*** Opening STORED DATA ***

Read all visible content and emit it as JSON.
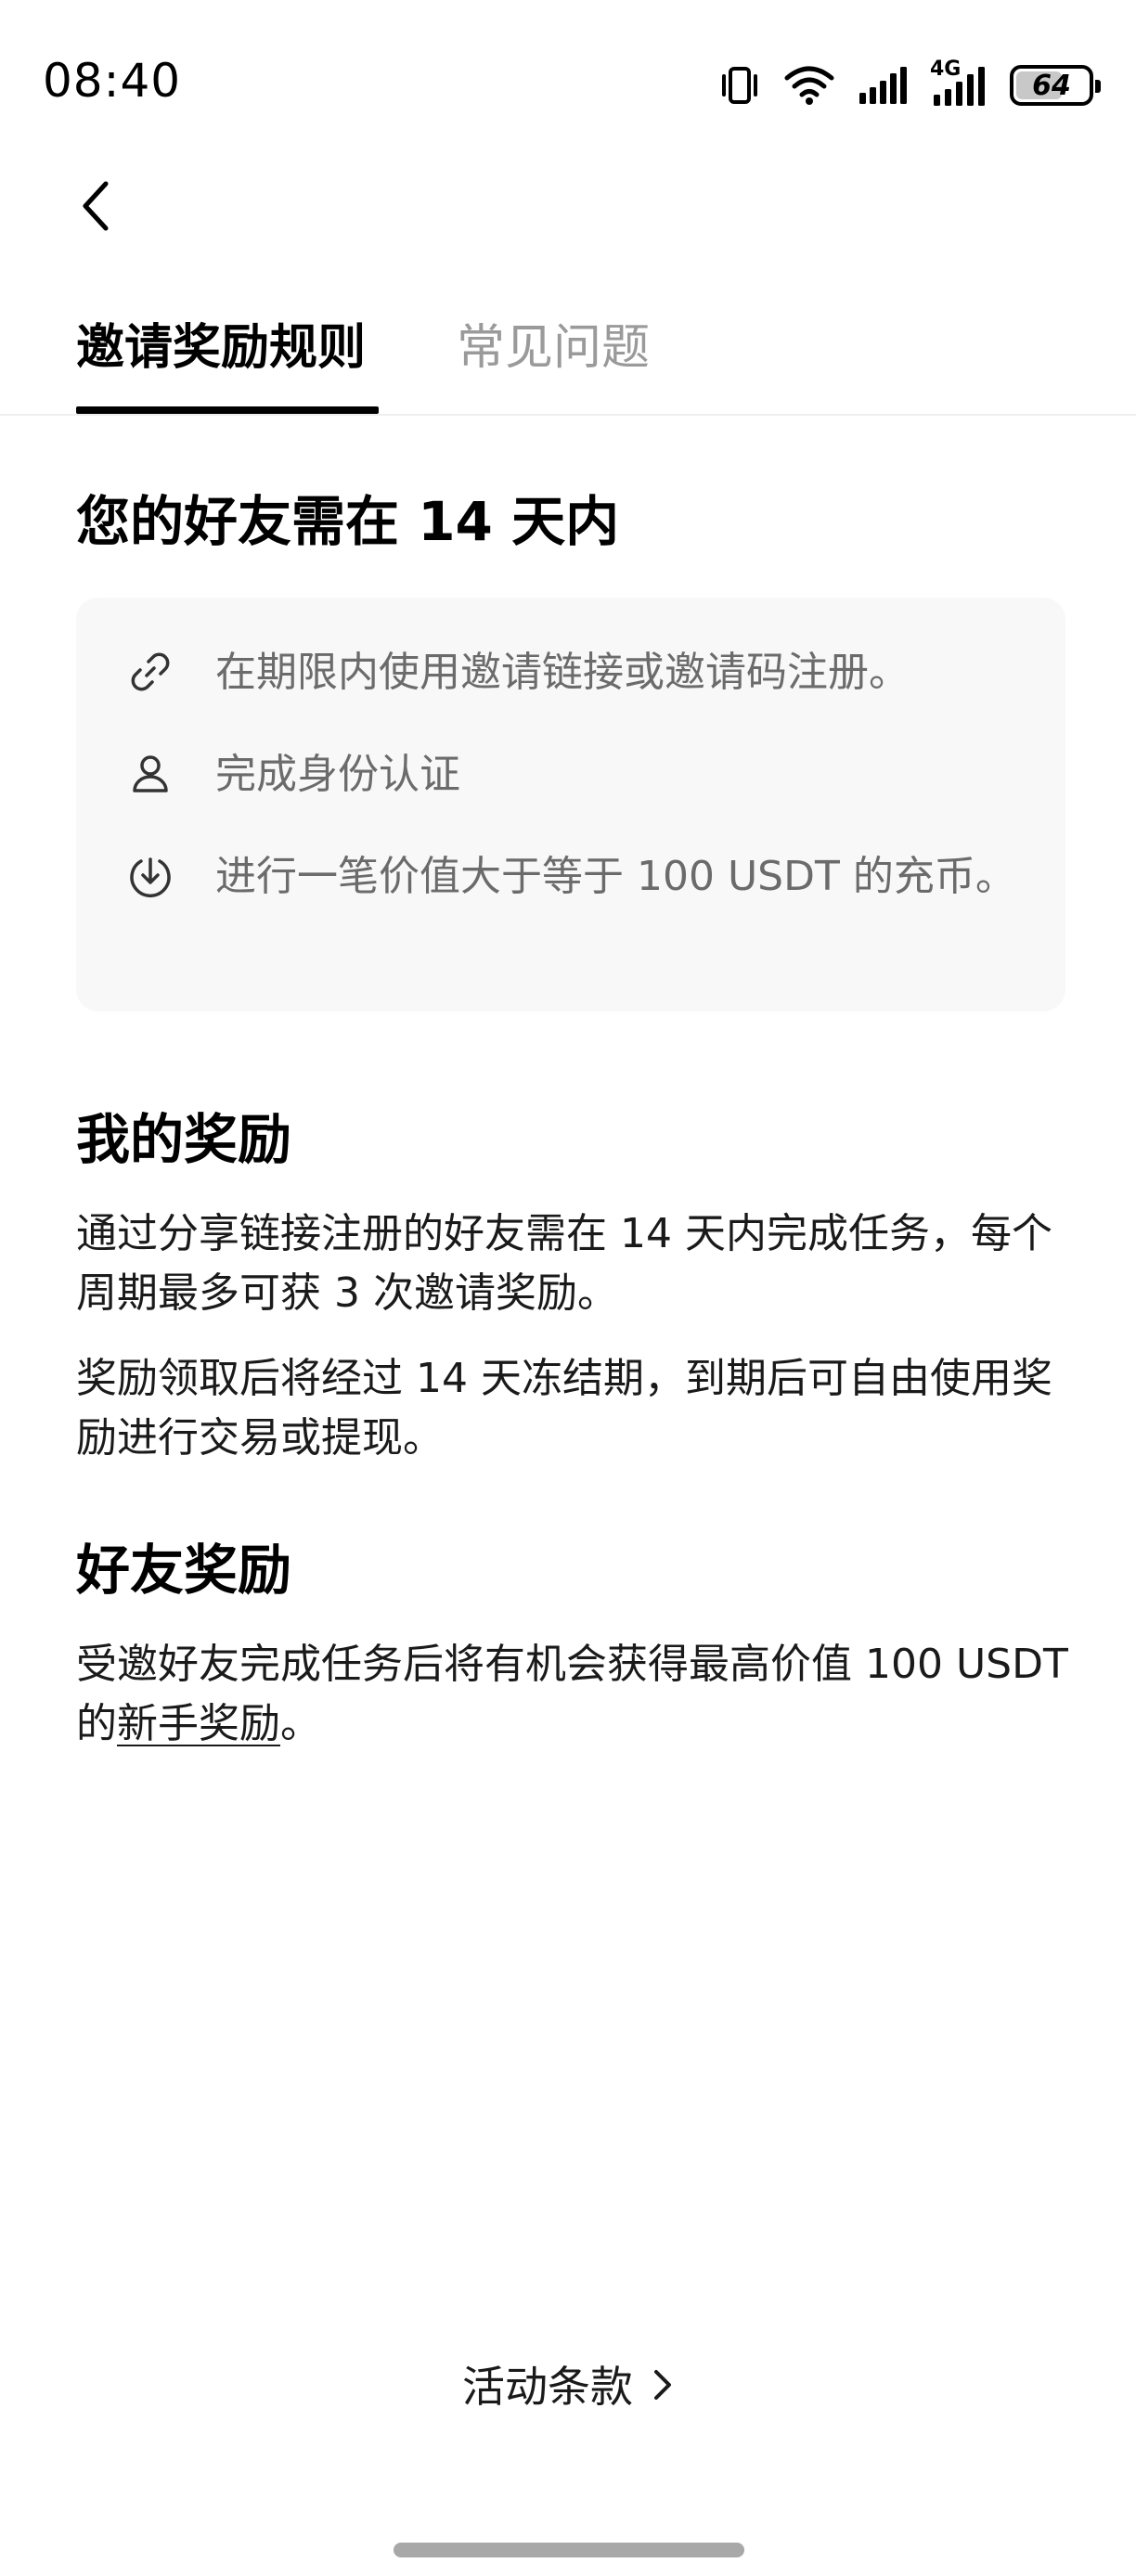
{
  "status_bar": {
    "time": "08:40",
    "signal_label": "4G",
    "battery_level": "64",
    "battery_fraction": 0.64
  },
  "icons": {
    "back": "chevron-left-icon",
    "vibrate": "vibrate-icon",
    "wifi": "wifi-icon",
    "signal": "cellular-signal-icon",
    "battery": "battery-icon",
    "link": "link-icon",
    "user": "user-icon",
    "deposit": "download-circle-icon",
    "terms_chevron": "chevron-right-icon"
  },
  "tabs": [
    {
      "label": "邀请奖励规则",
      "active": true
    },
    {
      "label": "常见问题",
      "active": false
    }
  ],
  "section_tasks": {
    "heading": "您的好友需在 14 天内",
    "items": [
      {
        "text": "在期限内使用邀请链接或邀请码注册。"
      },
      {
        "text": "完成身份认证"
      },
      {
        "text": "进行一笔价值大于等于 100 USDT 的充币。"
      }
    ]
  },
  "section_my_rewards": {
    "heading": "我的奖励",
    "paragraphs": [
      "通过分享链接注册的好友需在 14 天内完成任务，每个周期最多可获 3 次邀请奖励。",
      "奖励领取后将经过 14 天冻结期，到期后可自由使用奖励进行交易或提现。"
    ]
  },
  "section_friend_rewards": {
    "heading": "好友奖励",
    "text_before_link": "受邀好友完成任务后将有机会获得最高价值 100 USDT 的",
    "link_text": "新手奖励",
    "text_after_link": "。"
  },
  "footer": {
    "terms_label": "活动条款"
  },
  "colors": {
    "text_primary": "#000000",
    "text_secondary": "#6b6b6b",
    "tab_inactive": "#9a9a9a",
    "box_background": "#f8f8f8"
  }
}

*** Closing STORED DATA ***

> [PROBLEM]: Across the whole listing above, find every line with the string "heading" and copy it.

> [TASK OUTPUT]:
    "heading": "您的好友需在 14 天内",
    "heading": "我的奖励",
    "heading": "好友奖励",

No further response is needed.